*Data for the task:*
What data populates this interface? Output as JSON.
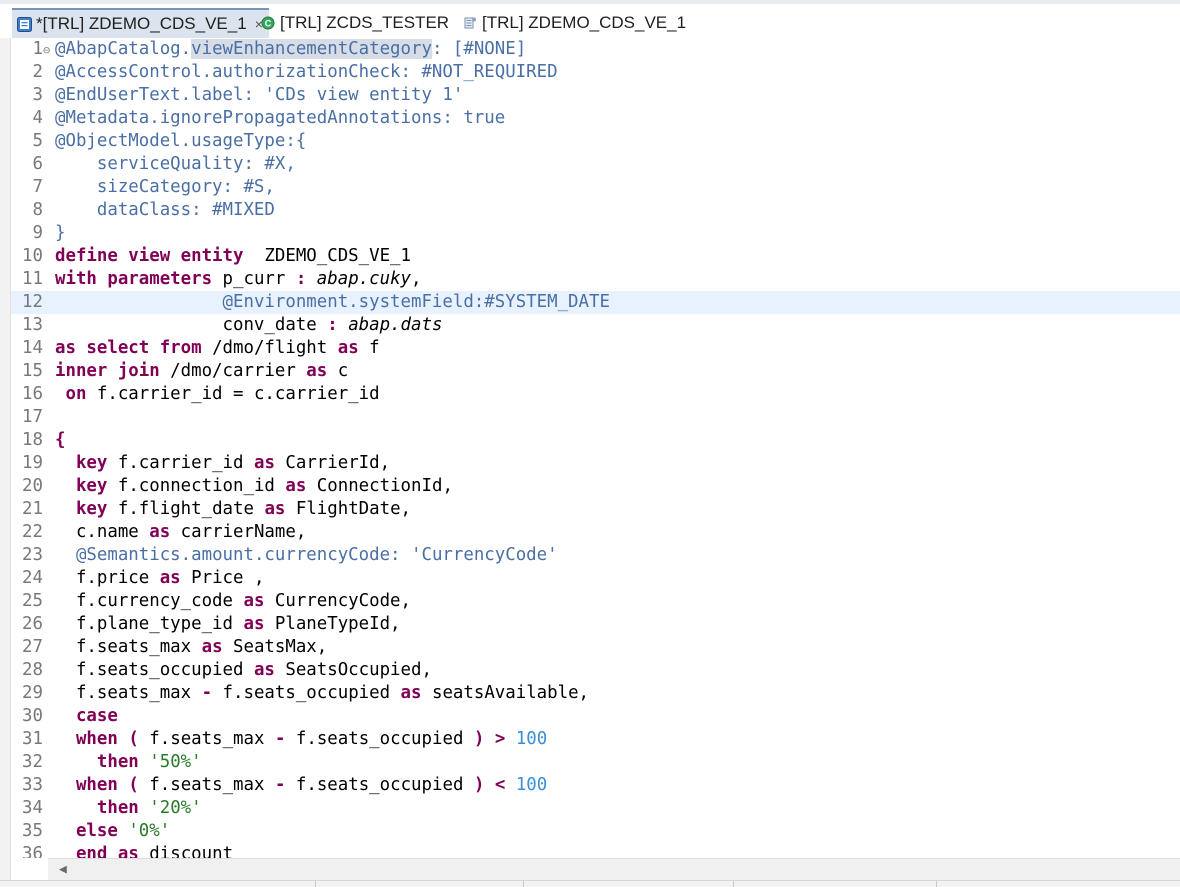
{
  "tabs": [
    {
      "label": "*[TRL] ZDEMO_CDS_VE_1",
      "active": true,
      "icon": "cds-ddl-icon",
      "closable": true
    },
    {
      "label": "[TRL] ZCDS_TESTER",
      "active": false,
      "icon": "class-icon"
    },
    {
      "label": "[TRL] ZDEMO_CDS_VE_1",
      "active": false,
      "icon": "data-preview-icon"
    }
  ],
  "close_glyph": "×",
  "editor": {
    "current_line": 12,
    "lines": [
      {
        "n": "1",
        "fold": "⊖",
        "tokens": [
          [
            "ann",
            "@AbapCatalog."
          ],
          [
            "ann hl",
            "viewEnhancementCategory"
          ],
          [
            "ann",
            ": [#NONE]"
          ]
        ]
      },
      {
        "n": "2",
        "tokens": [
          [
            "ann",
            "@AccessControl.authorizationCheck: #NOT_REQUIRED"
          ]
        ]
      },
      {
        "n": "3",
        "tokens": [
          [
            "ann",
            "@EndUserText.label: "
          ],
          [
            "ann",
            "'CDs view entity 1'"
          ]
        ]
      },
      {
        "n": "4",
        "tokens": [
          [
            "ann",
            "@Metadata.ignorePropagatedAnnotations: true"
          ]
        ]
      },
      {
        "n": "5",
        "tokens": [
          [
            "ann",
            "@ObjectModel.usageType:{"
          ]
        ]
      },
      {
        "n": "6",
        "tokens": [
          [
            "ann",
            "    serviceQuality: #X,"
          ]
        ]
      },
      {
        "n": "7",
        "tokens": [
          [
            "ann",
            "    sizeCategory: #S,"
          ]
        ]
      },
      {
        "n": "8",
        "tokens": [
          [
            "ann",
            "    dataClass: #MIXED"
          ]
        ]
      },
      {
        "n": "9",
        "tokens": [
          [
            "ann",
            "}"
          ]
        ]
      },
      {
        "n": "10",
        "tokens": [
          [
            "kw",
            "define view entity"
          ],
          [
            "",
            "  ZDEMO_CDS_VE_1"
          ]
        ]
      },
      {
        "n": "11",
        "tokens": [
          [
            "kw",
            "with parameters"
          ],
          [
            "",
            " p_curr "
          ],
          [
            "kw",
            ":"
          ],
          [
            "",
            " "
          ],
          [
            "it",
            "abap.cuky"
          ],
          [
            "",
            ","
          ]
        ]
      },
      {
        "n": "12",
        "tokens": [
          [
            "",
            "                "
          ],
          [
            "ann",
            "@Environment.systemField:#SYSTEM_DATE"
          ]
        ]
      },
      {
        "n": "13",
        "tokens": [
          [
            "",
            "                conv_date "
          ],
          [
            "kw",
            ":"
          ],
          [
            "",
            " "
          ],
          [
            "it",
            "abap.dats"
          ]
        ]
      },
      {
        "n": "14",
        "tokens": [
          [
            "kw",
            "as select from"
          ],
          [
            "",
            " /dmo/flight "
          ],
          [
            "kw",
            "as"
          ],
          [
            "",
            " f"
          ]
        ]
      },
      {
        "n": "15",
        "tokens": [
          [
            "kw",
            "inner join"
          ],
          [
            "",
            " /dmo/carrier "
          ],
          [
            "kw",
            "as"
          ],
          [
            "",
            " c"
          ]
        ]
      },
      {
        "n": "16",
        "tokens": [
          [
            "",
            ""
          ],
          [
            "kw",
            " on"
          ],
          [
            "",
            " f.carrier_id = c.carrier_id"
          ]
        ]
      },
      {
        "n": "17",
        "tokens": []
      },
      {
        "n": "18",
        "tokens": [
          [
            "kw",
            "{"
          ]
        ]
      },
      {
        "n": "19",
        "tokens": [
          [
            "",
            "  "
          ],
          [
            "kw",
            "key"
          ],
          [
            "",
            " f.carrier_id "
          ],
          [
            "kw",
            "as"
          ],
          [
            "",
            " CarrierId,"
          ]
        ]
      },
      {
        "n": "20",
        "tokens": [
          [
            "",
            "  "
          ],
          [
            "kw",
            "key"
          ],
          [
            "",
            " f.connection_id "
          ],
          [
            "kw",
            "as"
          ],
          [
            "",
            " ConnectionId,"
          ]
        ]
      },
      {
        "n": "21",
        "tokens": [
          [
            "",
            "  "
          ],
          [
            "kw",
            "key"
          ],
          [
            "",
            " f.flight_date "
          ],
          [
            "kw",
            "as"
          ],
          [
            "",
            " FlightDate,"
          ]
        ]
      },
      {
        "n": "22",
        "tokens": [
          [
            "",
            "  c.name "
          ],
          [
            "kw",
            "as"
          ],
          [
            "",
            " carrierName,"
          ]
        ]
      },
      {
        "n": "23",
        "tokens": [
          [
            "",
            "  "
          ],
          [
            "ann",
            "@Semantics.amount.currencyCode: "
          ],
          [
            "ann",
            "'CurrencyCode'"
          ]
        ]
      },
      {
        "n": "24",
        "tokens": [
          [
            "",
            "  f.price "
          ],
          [
            "kw",
            "as"
          ],
          [
            "",
            " Price ,"
          ]
        ]
      },
      {
        "n": "25",
        "tokens": [
          [
            "",
            "  f.currency_code "
          ],
          [
            "kw",
            "as"
          ],
          [
            "",
            " CurrencyCode,"
          ]
        ]
      },
      {
        "n": "26",
        "tokens": [
          [
            "",
            "  f.plane_type_id "
          ],
          [
            "kw",
            "as"
          ],
          [
            "",
            " PlaneTypeId,"
          ]
        ]
      },
      {
        "n": "27",
        "tokens": [
          [
            "",
            "  f.seats_max "
          ],
          [
            "kw",
            "as"
          ],
          [
            "",
            " SeatsMax,"
          ]
        ]
      },
      {
        "n": "28",
        "tokens": [
          [
            "",
            "  f.seats_occupied "
          ],
          [
            "kw",
            "as"
          ],
          [
            "",
            " SeatsOccupied,"
          ]
        ]
      },
      {
        "n": "29",
        "tokens": [
          [
            "",
            "  f.seats_max "
          ],
          [
            "kw",
            "-"
          ],
          [
            "",
            " f.seats_occupied "
          ],
          [
            "kw",
            "as"
          ],
          [
            "",
            " seatsAvailable,"
          ]
        ]
      },
      {
        "n": "30",
        "tokens": [
          [
            "",
            "  "
          ],
          [
            "kw",
            "case"
          ]
        ]
      },
      {
        "n": "31",
        "tokens": [
          [
            "",
            "  "
          ],
          [
            "kw",
            "when"
          ],
          [
            "",
            " "
          ],
          [
            "kw",
            "("
          ],
          [
            "",
            " f.seats_max "
          ],
          [
            "kw",
            "-"
          ],
          [
            "",
            " f.seats_occupied "
          ],
          [
            "kw",
            ")"
          ],
          [
            "",
            " "
          ],
          [
            "kw",
            ">"
          ],
          [
            "",
            " "
          ],
          [
            "num",
            "100"
          ]
        ]
      },
      {
        "n": "32",
        "tokens": [
          [
            "",
            "    "
          ],
          [
            "kw",
            "then"
          ],
          [
            "",
            " "
          ],
          [
            "str",
            "'50%'"
          ]
        ]
      },
      {
        "n": "33",
        "tokens": [
          [
            "",
            "  "
          ],
          [
            "kw",
            "when"
          ],
          [
            "",
            " "
          ],
          [
            "kw",
            "("
          ],
          [
            "",
            " f.seats_max "
          ],
          [
            "kw",
            "-"
          ],
          [
            "",
            " f.seats_occupied "
          ],
          [
            "kw",
            ")"
          ],
          [
            "",
            " "
          ],
          [
            "kw",
            "<"
          ],
          [
            "",
            " "
          ],
          [
            "num",
            "100"
          ]
        ]
      },
      {
        "n": "34",
        "tokens": [
          [
            "",
            "    "
          ],
          [
            "kw",
            "then"
          ],
          [
            "",
            " "
          ],
          [
            "str",
            "'20%'"
          ]
        ]
      },
      {
        "n": "35",
        "tokens": [
          [
            "",
            "  "
          ],
          [
            "kw",
            "else"
          ],
          [
            "",
            " "
          ],
          [
            "str",
            "'0%'"
          ]
        ]
      },
      {
        "n": "36",
        "tokens": [
          [
            "",
            "  "
          ],
          [
            "kw",
            "end"
          ],
          [
            "",
            " "
          ],
          [
            "kw",
            "as"
          ],
          [
            "",
            " discount"
          ]
        ]
      }
    ]
  },
  "scroll_left_glyph": "◀"
}
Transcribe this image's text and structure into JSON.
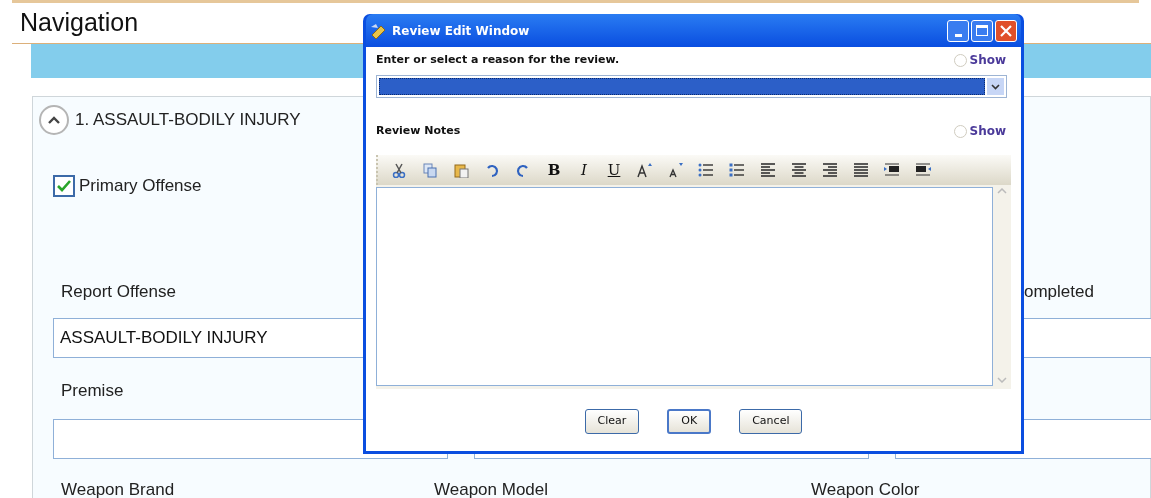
{
  "navigation": {
    "title": "Navigation"
  },
  "section": {
    "title": "1. ASSAULT-BODILY INJURY",
    "expanded": true
  },
  "primary_offense": {
    "label": "Primary Offense",
    "checked": true
  },
  "report_offense": {
    "label": "Report Offense",
    "value": "ASSAULT-BODILY INJURY"
  },
  "column_3_label": "ompleted",
  "premise": {
    "label": "Premise"
  },
  "bottom_labels": [
    "Weapon Brand",
    "Weapon Model",
    "Weapon Color"
  ],
  "dialog": {
    "title": "Review Edit Window",
    "reason_label": "Enter or select a reason for the review.",
    "reason_show": {
      "label": "Show",
      "selected": false
    },
    "notes_label": "Review Notes",
    "notes_show": {
      "label": "Show",
      "selected": false
    },
    "toolbar": [
      {
        "kind": "cut"
      },
      {
        "kind": "copy"
      },
      {
        "kind": "paste"
      },
      {
        "kind": "undo"
      },
      {
        "kind": "redo"
      },
      {
        "kind": "bold",
        "glyph": "B"
      },
      {
        "kind": "italic",
        "glyph": "I"
      },
      {
        "kind": "underline",
        "glyph": "U"
      },
      {
        "kind": "grow"
      },
      {
        "kind": "shrink"
      },
      {
        "kind": "bullets"
      },
      {
        "kind": "numbers"
      },
      {
        "kind": "align-left"
      },
      {
        "kind": "align-center"
      },
      {
        "kind": "align-right"
      },
      {
        "kind": "justify"
      },
      {
        "kind": "indent"
      },
      {
        "kind": "outdent"
      }
    ],
    "buttons": [
      {
        "label": "Clear",
        "default": false
      },
      {
        "label": "OK",
        "default": true
      },
      {
        "label": "Cancel",
        "default": false
      }
    ]
  }
}
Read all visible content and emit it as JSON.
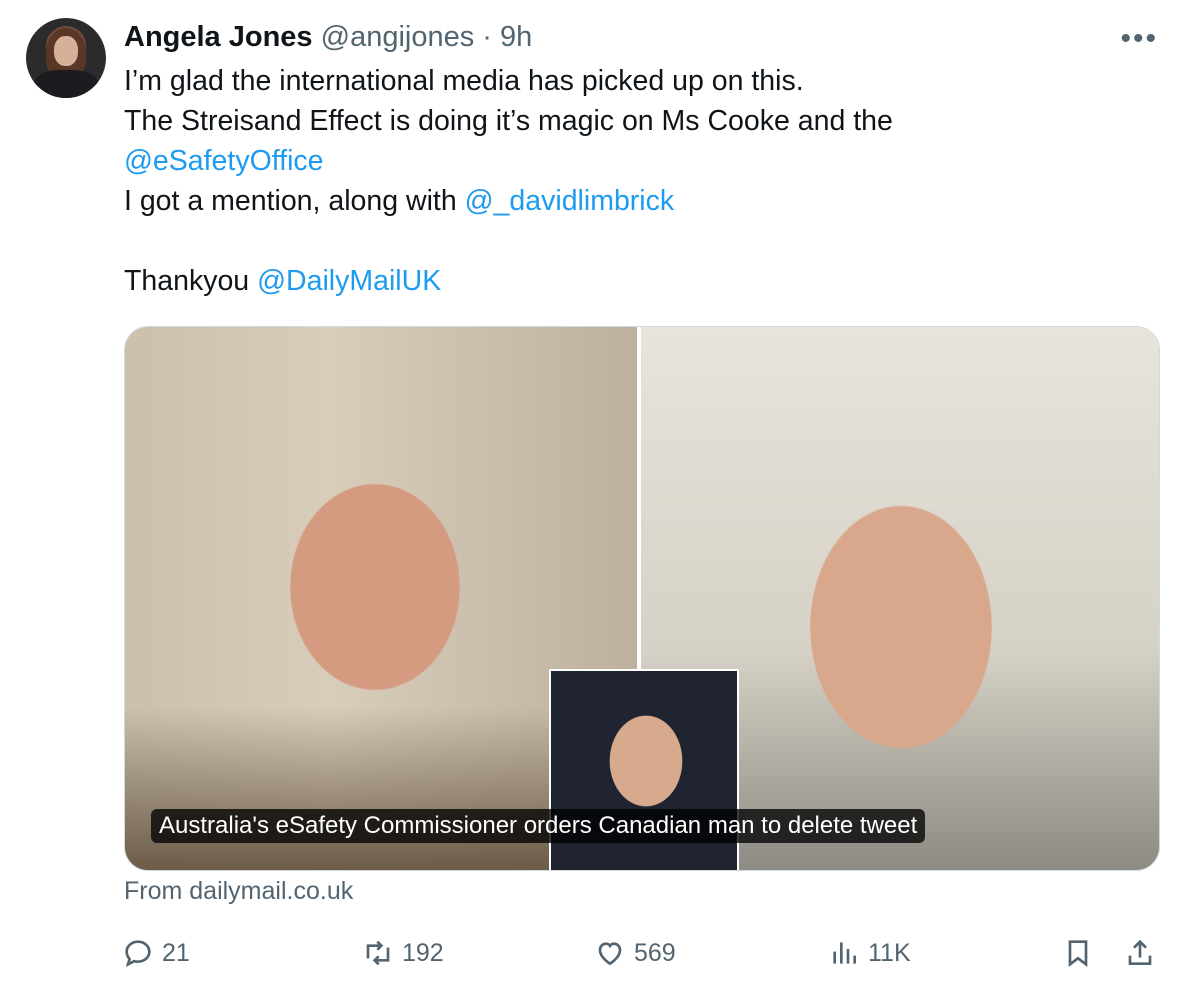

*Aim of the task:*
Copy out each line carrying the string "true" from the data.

*Answer to the problem:*
      "active": true,
      "closable": true
            "@Metadata.ignorePropagatedAnnotations: true"
    "expanded": true
    "checked": true
        "default": true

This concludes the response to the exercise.